- The Looney Tunes Show: Happens in "The Shelf" when Daffy is having dinner with Tina. The kicker is that it isn't even Daffy's house; it's Porky's and he is forcing Porky to act as his butler. It ends with Daffy flinging bread rolls at Porky and Tina storming out.
- In Donkey Kong Country, DK and Candy do this in an attempt of DK's to treat Candy to a formal lunch. Naturally, they're so far apart that they have trouble speaking to each other. DK soon gets annoyed with this and moves closer to Candy so they can talk.
- In an episode of the George of the Jungle revival, George wins a booby-trap filled mansion and forces Ape to live there with him. This trope is put in play at dinner time, where Ape sits at one end with a sullen look while George nervously sits on the other far end. When George asks for the salt, Ape slides it down the table, where it is quickly destroyed by said booby-traps.
- Goldie Gold and Action Jack: Goldie's dinner table is so long that Jack quips that the food will get cold by the time anyone passes the salt.
- Downplayed example in one episode of Seven Little Monsters, where the family moves into a Big Fancy House for a day. While there are seven of them (plus their Ma), the table is still big enough that they need to use a loudspeaker to ask for the salt.
- Justice League. In an Alternate Universe where the Justice League has taken over the world in an enforced utopia, Superman and Lois Lane are shown at opposite ends of an (albeit normal-sized) dinner table, to show her disapproval of his actions.
Superman: It's cold.Lois: It's gazpacho — it's meant to be cold.Superman: I don't mean the soup.

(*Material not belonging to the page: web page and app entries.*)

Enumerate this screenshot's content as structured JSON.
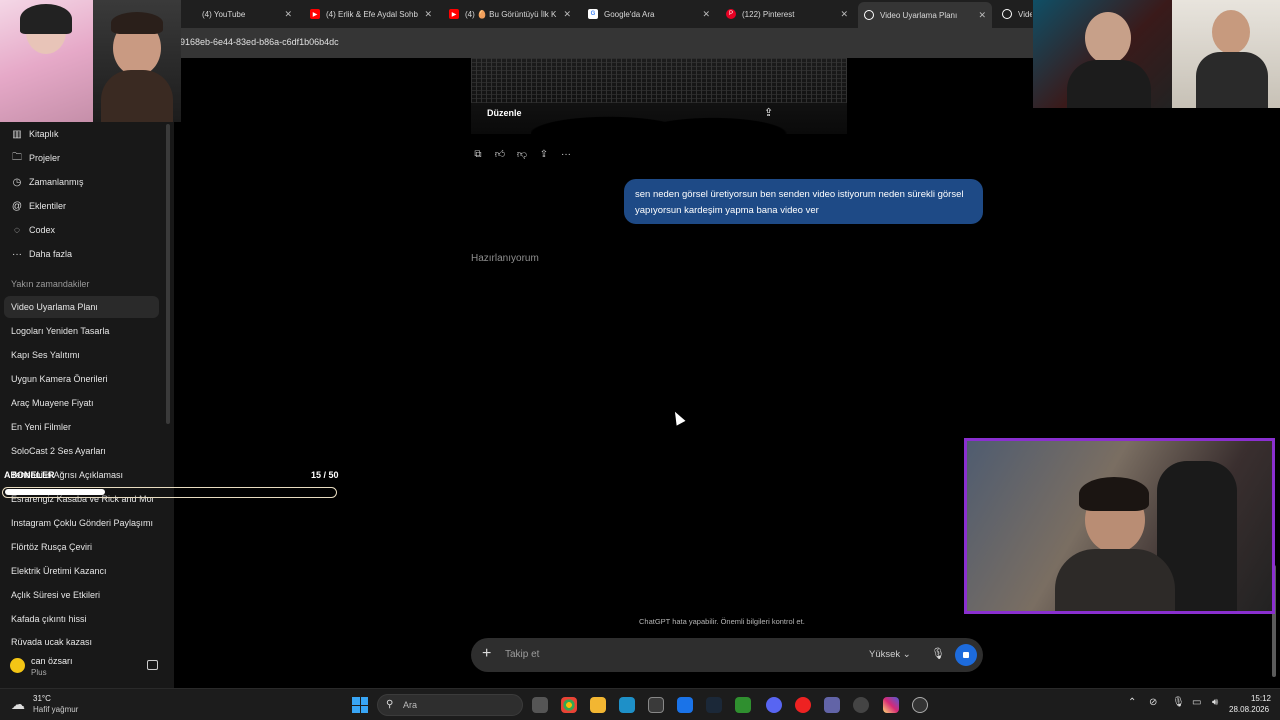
{
  "browser": {
    "tabs": [
      {
        "label": "(4) YouTube",
        "favicon": "youtube-icon",
        "favicon_color": "#ff0000"
      },
      {
        "label": "(4) Erlik & Efe Aydal Sohb",
        "favicon": "youtube-icon",
        "favicon_color": "#ff0000"
      },
      {
        "label": "(4) 🥚 Bu Görüntüyü İlk K",
        "favicon": "youtube-icon",
        "favicon_color": "#ff0000"
      },
      {
        "label": "Google'da Ara",
        "favicon": "google-icon",
        "favicon_color": "#ffffff"
      },
      {
        "label": "(122) Pinterest",
        "favicon": "pinterest-icon",
        "favicon_color": "#e60023"
      },
      {
        "label": "Video Uyarlama Planı",
        "favicon": "chatgpt-icon",
        "favicon_color": "#ffffff"
      },
      {
        "label": "Vide",
        "favicon": "chatgpt-icon",
        "favicon_color": "#ffffff"
      }
    ],
    "url": "9168eb-6e44-83ed-b86a-c6df1b06b4dc"
  },
  "sidebar": {
    "nav": [
      {
        "label": "Kitaplık",
        "icon": "library-icon"
      },
      {
        "label": "Projeler",
        "icon": "folder-icon"
      },
      {
        "label": "Zamanlanmış",
        "icon": "clock-icon"
      },
      {
        "label": "Eklentiler",
        "icon": "at-icon"
      },
      {
        "label": "Codex",
        "icon": "codex-icon"
      },
      {
        "label": "Daha fazla",
        "icon": "more-icon"
      }
    ],
    "recent_label": "Yakın zamandakiler",
    "chats": [
      "Video Uyarlama Planı",
      "Logoları Yeniden Tasarla",
      "Kapı Ses Yalıtımı",
      "Uygun Kamera Önerileri",
      "Araç Muayene Fiyatı",
      "En Yeni Filmler",
      "SoloCast 2 Ses Ayarları",
      "Tendonitis Ağrısı Açıklaması",
      "Esrarengiz Kasaba ve Rick and Morty",
      "Instagram Çoklu Gönderi Paylaşımı",
      "Flörtöz Rusça Çeviri",
      "Elektrik Üretimi Kazancı",
      "Açlık Süresi ve Etkileri",
      "Kafada çıkıntı hissi",
      "Rüyada uçak kazası"
    ],
    "user": {
      "name": "can özsarı",
      "plan": "Plus"
    }
  },
  "overlay": {
    "label": "ABONELER",
    "count": "15 / 50",
    "progress": 0.3
  },
  "conversation": {
    "image_action": "Düzenle",
    "user_message": "sen neden görsel üretiyorsun ben senden video istiyorum neden sürekli görsel yapıyorsun kardeşim yapma bana video ver",
    "status": "Hazırlanıyorum",
    "disclaimer": "ChatGPT hata yapabilir. Önemli bilgileri kontrol et."
  },
  "composer": {
    "placeholder": "Takip et",
    "model": "Yüksek"
  },
  "taskbar": {
    "temperature": "31°C",
    "condition": "Hafif yağmur",
    "search": "Ara",
    "time": "15:12",
    "date": "28.08.2026"
  },
  "colors": {
    "accent": "#1d6bdc",
    "user_bubble": "#1e4a86",
    "stream_frame": "#8a2fd0"
  }
}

- The Venture Bros.: In "Love Bheits", villainous dictator Baron Underbheit dines with his forced bride-to-be (actually Dean Venture in drag). They sit at opposite ends of a table so long that Dean can't hear anything the Baron says. The Baron drags his chair closer so they can talk. In this example, closing the distance makes the atmosphere more uncomfortable.
- The state of affairs between Consuelo Vanderbilt and her loathed husband the Duke of Marlborough (he was the first cousin of Winston Churchill). Because etiquette dictated that they must at least dine together, they made the best of it by eating at the opposite ends of a room-length banquet table; the table also had an 100-pound silver centerpiece placed in the middle to prevent the couple from accidentally making eye contact.
- The Paris Peace Accords that negotiated the withdrawal of US forces from Vietnam were held up by a debate over the shape of the conference table.